PROBLEM TO WORK ON
Scan the records below. Report the number of lines containing the word "boolean", and nothing more.

DATA
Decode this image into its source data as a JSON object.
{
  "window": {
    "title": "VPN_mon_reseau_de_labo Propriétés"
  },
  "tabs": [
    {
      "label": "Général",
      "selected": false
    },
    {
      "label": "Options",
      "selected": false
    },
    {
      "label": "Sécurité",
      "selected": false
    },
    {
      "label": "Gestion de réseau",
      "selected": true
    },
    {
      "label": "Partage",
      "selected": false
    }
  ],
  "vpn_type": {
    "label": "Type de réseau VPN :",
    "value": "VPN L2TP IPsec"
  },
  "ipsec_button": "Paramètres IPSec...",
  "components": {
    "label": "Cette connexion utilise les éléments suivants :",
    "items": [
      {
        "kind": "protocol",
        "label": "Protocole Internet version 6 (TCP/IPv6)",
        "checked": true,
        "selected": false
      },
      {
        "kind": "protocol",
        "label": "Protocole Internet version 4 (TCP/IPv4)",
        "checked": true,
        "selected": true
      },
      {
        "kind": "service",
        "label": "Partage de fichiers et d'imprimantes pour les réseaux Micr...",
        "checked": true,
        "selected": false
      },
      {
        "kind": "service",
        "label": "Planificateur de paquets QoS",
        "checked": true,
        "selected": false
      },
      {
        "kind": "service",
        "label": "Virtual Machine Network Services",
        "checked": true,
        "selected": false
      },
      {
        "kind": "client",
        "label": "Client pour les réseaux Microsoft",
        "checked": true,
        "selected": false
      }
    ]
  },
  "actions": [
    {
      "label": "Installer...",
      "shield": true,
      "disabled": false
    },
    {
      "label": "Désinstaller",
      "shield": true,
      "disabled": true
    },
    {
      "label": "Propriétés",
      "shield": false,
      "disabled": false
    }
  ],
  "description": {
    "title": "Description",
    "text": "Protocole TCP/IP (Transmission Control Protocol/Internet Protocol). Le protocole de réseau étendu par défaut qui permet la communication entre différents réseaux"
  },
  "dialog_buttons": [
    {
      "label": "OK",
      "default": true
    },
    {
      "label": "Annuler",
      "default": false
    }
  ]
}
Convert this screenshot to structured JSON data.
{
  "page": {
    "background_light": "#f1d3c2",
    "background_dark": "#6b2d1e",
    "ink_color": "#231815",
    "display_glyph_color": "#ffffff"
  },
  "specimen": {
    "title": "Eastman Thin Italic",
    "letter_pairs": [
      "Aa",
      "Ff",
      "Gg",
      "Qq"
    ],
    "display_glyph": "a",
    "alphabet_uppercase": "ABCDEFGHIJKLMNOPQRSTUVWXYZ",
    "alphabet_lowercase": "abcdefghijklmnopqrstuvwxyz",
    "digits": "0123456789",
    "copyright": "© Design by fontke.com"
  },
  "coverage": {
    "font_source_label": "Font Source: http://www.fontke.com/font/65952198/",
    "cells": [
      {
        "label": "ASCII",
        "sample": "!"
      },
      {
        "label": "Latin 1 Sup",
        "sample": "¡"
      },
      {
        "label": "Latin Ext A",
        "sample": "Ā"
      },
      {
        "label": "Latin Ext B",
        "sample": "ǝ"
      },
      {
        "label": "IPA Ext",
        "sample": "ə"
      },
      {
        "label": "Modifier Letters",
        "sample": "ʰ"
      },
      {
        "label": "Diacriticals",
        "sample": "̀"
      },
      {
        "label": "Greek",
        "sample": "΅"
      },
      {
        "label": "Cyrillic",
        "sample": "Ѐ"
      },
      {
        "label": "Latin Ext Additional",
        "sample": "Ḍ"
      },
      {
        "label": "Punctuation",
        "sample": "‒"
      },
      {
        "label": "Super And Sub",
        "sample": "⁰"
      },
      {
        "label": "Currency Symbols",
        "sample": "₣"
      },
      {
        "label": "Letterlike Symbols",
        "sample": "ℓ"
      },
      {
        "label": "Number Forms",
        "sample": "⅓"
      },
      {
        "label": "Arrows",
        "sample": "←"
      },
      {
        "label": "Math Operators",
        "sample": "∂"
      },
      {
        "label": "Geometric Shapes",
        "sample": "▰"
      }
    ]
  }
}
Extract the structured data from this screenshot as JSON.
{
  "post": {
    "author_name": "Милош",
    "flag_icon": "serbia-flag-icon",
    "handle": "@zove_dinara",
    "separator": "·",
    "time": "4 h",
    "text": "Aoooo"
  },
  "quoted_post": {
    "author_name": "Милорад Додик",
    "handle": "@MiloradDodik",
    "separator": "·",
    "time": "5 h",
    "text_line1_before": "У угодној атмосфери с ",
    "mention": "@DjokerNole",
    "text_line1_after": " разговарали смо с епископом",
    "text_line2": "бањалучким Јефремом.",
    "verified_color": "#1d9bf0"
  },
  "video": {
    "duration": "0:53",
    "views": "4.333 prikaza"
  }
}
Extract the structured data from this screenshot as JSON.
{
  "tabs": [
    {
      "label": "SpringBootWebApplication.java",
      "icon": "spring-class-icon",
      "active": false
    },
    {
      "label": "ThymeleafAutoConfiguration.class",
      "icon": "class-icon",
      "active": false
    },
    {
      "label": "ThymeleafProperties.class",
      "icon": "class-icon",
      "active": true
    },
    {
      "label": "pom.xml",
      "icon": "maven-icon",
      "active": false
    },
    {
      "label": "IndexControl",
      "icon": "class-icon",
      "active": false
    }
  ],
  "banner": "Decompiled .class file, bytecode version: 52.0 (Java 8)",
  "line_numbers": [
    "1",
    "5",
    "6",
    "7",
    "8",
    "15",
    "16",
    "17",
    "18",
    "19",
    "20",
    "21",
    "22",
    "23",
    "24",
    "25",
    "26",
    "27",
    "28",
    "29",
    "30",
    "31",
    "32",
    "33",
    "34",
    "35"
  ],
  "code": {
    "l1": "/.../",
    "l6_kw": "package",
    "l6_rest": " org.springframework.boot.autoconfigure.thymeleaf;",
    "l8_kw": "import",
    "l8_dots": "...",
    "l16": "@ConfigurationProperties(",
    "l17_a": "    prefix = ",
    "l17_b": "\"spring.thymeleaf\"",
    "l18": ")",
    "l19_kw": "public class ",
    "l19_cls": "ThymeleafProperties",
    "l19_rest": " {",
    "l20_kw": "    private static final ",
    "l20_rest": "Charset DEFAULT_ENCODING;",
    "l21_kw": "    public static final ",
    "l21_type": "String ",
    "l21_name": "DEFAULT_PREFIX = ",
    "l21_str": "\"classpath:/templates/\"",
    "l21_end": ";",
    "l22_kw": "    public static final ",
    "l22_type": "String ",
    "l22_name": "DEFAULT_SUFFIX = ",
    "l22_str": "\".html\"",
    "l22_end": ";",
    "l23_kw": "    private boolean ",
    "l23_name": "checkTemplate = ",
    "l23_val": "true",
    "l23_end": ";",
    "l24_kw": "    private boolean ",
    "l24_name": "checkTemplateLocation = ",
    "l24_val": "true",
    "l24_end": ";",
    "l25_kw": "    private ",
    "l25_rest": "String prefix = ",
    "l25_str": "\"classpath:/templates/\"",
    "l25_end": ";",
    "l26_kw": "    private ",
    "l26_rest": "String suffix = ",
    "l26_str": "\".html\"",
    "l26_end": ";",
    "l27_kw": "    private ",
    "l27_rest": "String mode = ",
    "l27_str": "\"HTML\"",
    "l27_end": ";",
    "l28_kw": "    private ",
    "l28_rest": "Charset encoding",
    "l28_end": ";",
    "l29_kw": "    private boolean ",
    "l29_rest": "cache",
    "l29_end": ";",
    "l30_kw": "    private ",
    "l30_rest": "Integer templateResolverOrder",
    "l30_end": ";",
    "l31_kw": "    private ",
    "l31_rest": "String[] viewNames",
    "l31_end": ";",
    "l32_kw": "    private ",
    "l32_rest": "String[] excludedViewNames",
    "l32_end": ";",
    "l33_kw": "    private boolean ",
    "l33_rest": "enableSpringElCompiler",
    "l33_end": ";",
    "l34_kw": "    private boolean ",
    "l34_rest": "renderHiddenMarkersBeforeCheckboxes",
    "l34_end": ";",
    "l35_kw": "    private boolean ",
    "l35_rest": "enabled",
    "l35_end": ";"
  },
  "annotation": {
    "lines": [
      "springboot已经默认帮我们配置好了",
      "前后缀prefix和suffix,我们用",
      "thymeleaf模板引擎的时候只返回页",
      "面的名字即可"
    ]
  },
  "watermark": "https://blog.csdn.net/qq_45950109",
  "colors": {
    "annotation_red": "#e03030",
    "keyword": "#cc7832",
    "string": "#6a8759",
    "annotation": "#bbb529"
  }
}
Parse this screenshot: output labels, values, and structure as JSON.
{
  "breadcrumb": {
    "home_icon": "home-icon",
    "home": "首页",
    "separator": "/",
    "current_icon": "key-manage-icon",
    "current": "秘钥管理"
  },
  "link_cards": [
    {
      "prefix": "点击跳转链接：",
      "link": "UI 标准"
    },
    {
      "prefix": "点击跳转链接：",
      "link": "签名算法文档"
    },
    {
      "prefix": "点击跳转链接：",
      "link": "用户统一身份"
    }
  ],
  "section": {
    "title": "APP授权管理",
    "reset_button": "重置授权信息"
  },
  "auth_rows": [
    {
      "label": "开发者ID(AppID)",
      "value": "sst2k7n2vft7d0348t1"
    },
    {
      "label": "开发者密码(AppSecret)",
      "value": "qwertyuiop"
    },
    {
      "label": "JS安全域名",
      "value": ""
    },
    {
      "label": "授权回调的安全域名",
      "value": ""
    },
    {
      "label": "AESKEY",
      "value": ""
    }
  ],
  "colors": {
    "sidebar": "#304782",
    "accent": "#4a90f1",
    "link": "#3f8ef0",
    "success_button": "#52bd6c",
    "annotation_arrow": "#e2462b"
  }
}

RESULT
6